The answer should be every line below, retyped exactly.

____________

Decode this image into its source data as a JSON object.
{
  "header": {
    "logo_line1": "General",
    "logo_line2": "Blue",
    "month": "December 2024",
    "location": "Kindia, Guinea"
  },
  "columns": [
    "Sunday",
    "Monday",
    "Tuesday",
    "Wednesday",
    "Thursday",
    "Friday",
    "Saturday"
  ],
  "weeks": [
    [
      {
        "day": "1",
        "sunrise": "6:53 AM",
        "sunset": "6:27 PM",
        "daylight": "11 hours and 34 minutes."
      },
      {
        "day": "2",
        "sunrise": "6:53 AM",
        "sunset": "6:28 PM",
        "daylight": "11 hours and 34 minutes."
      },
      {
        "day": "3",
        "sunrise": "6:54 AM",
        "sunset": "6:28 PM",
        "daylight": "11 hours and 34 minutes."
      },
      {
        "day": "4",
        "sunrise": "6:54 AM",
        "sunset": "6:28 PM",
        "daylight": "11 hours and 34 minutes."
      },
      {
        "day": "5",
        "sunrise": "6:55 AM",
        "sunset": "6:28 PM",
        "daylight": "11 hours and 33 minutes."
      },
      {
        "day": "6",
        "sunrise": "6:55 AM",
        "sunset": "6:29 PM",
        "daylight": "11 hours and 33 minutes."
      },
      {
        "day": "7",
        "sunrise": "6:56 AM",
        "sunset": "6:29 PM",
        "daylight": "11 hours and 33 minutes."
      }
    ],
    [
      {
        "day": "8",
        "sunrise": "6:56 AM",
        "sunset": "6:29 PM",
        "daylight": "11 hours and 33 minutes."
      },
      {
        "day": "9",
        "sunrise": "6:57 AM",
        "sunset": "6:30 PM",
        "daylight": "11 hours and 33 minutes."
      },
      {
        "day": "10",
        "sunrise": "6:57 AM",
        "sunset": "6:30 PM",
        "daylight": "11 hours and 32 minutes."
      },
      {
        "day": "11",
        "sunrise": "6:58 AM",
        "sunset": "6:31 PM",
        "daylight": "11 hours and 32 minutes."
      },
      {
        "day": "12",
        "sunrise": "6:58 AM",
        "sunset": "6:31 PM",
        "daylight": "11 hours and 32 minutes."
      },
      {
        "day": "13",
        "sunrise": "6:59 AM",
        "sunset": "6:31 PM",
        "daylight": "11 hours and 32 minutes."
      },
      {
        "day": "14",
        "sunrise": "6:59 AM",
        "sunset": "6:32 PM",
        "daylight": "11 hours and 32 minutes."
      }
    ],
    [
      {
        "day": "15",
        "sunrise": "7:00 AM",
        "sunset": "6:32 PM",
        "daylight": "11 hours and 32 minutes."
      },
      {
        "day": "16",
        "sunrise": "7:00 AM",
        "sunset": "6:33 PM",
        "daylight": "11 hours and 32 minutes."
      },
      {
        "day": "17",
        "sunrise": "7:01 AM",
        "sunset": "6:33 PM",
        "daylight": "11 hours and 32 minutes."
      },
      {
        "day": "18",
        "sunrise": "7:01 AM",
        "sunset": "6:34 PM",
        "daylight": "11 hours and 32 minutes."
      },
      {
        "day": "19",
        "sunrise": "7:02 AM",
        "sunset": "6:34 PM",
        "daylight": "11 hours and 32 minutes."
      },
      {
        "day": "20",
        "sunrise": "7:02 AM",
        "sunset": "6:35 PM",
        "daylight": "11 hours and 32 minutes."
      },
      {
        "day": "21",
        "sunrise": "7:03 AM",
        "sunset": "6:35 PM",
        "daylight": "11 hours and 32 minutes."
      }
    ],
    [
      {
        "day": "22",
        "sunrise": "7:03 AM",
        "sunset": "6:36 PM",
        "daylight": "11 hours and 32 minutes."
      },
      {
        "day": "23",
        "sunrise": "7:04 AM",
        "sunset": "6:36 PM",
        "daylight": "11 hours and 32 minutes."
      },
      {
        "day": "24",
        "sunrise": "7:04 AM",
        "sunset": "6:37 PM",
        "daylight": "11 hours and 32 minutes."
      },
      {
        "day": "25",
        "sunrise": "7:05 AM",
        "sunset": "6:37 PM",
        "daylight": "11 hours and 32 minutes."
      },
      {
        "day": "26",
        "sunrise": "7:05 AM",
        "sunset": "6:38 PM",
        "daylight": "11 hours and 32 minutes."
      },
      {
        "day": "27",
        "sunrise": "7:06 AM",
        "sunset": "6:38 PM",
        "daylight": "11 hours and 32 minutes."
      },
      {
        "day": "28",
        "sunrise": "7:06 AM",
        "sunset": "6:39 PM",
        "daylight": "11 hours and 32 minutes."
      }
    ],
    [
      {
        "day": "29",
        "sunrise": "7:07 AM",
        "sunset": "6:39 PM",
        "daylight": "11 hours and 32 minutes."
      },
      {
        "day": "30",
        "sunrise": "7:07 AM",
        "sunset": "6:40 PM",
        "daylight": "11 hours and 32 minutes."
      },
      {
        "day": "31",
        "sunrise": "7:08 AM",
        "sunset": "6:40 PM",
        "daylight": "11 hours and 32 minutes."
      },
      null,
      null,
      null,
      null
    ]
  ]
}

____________

=== OUTPUT OF THE EXERCISE ===
Decode this image into its source data as a JSON object.
{
  "header": {
    "logo_line1": "General",
    "logo_line2": "Blue",
    "month": "December 2024",
    "location": "Kindia, Guinea"
  },
  "columns": [
    "Sunday",
    "Monday",
    "Tuesday",
    "Wednesday",
    "Thursday",
    "Friday",
    "Saturday"
  ],
  "weeks": [
    [
      {
        "day": "1",
        "sunrise": "6:53 AM",
        "sunset": "6:27 PM",
        "daylight": "11 hours and 34 minutes."
      },
      {
        "day": "2",
        "sunrise": "6:53 AM",
        "sunset": "6:28 PM",
        "daylight": "11 hours and 34 minutes."
      },
      {
        "day": "3",
        "sunrise": "6:54 AM",
        "sunset": "6:28 PM",
        "daylight": "11 hours and 34 minutes."
      },
      {
        "day": "4",
        "sunrise": "6:54 AM",
        "sunset": "6:28 PM",
        "daylight": "11 hours and 34 minutes."
      },
      {
        "day": "5",
        "sunrise": "6:55 AM",
        "sunset": "6:28 PM",
        "daylight": "11 hours and 33 minutes."
      },
      {
        "day": "6",
        "sunrise": "6:55 AM",
        "sunset": "6:29 PM",
        "daylight": "11 hours and 33 minutes."
      },
      {
        "day": "7",
        "sunrise": "6:56 AM",
        "sunset": "6:29 PM",
        "daylight": "11 hours and 33 minutes."
      }
    ],
    [
      {
        "day": "8",
        "sunrise": "6:56 AM",
        "sunset": "6:29 PM",
        "daylight": "11 hours and 33 minutes."
      },
      {
        "day": "9",
        "sunrise": "6:57 AM",
        "sunset": "6:30 PM",
        "daylight": "11 hours and 33 minutes."
      },
      {
        "day": "10",
        "sunrise": "6:57 AM",
        "sunset": "6:30 PM",
        "daylight": "11 hours and 32 minutes."
      },
      {
        "day": "11",
        "sunrise": "6:58 AM",
        "sunset": "6:31 PM",
        "daylight": "11 hours and 32 minutes."
      },
      {
        "day": "12",
        "sunrise": "6:58 AM",
        "sunset": "6:31 PM",
        "daylight": "11 hours and 32 minutes."
      },
      {
        "day": "13",
        "sunrise": "6:59 AM",
        "sunset": "6:31 PM",
        "daylight": "11 hours and 32 minutes."
      },
      {
        "day": "14",
        "sunrise": "6:59 AM",
        "sunset": "6:32 PM",
        "daylight": "11 hours and 32 minutes."
      }
    ],
    [
      {
        "day": "15",
        "sunrise": "7:00 AM",
        "sunset": "6:32 PM",
        "daylight": "11 hours and 32 minutes."
      },
      {
        "day": "16",
        "sunrise": "7:00 AM",
        "sunset": "6:33 PM",
        "daylight": "11 hours and 32 minutes."
      },
      {
        "day": "17",
        "sunrise": "7:01 AM",
        "sunset": "6:33 PM",
        "daylight": "11 hours and 32 minutes."
      },
      {
        "day": "18",
        "sunrise": "7:01 AM",
        "sunset": "6:34 PM",
        "daylight": "11 hours and 32 minutes."
      },
      {
        "day": "19",
        "sunrise": "7:02 AM",
        "sunset": "6:34 PM",
        "daylight": "11 hours and 32 minutes."
      },
      {
        "day": "20",
        "sunrise": "7:02 AM",
        "sunset": "6:35 PM",
        "daylight": "11 hours and 32 minutes."
      },
      {
        "day": "21",
        "sunrise": "7:03 AM",
        "sunset": "6:35 PM",
        "daylight": "11 hours and 32 minutes."
      }
    ],
    [
      {
        "day": "22",
        "sunrise": "7:03 AM",
        "sunset": "6:36 PM",
        "daylight": "11 hours and 32 minutes."
      },
      {
        "day": "23",
        "sunrise": "7:04 AM",
        "sunset": "6:36 PM",
        "daylight": "11 hours and 32 minutes."
      },
      {
        "day": "24",
        "sunrise": "7:04 AM",
        "sunset": "6:37 PM",
        "daylight": "11 hours and 32 minutes."
      },
      {
        "day": "25",
        "sunrise": "7:05 AM",
        "sunset": "6:37 PM",
        "daylight": "11 hours and 32 minutes."
      },
      {
        "day": "26",
        "sunrise": "7:05 AM",
        "sunset": "6:38 PM",
        "daylight": "11 hours and 32 minutes."
      },
      {
        "day": "27",
        "sunrise": "7:06 AM",
        "sunset": "6:38 PM",
        "daylight": "11 hours and 32 minutes."
      },
      {
        "day": "28",
        "sunrise": "7:06 AM",
        "sunset": "6:39 PM",
        "daylight": "11 hours and 32 minutes."
      }
    ],
    [
      {
        "day": "29",
        "sunrise": "7:07 AM",
        "sunset": "6:39 PM",
        "daylight": "11 hours and 32 minutes."
      },
      {
        "day": "30",
        "sunrise": "7:07 AM",
        "sunset": "6:40 PM",
        "daylight": "11 hours and 32 minutes."
      },
      {
        "day": "31",
        "sunrise": "7:08 AM",
        "sunset": "6:40 PM",
        "daylight": "11 hours and 32 minutes."
      },
      null,
      null,
      null,
      null
    ]
  ]
}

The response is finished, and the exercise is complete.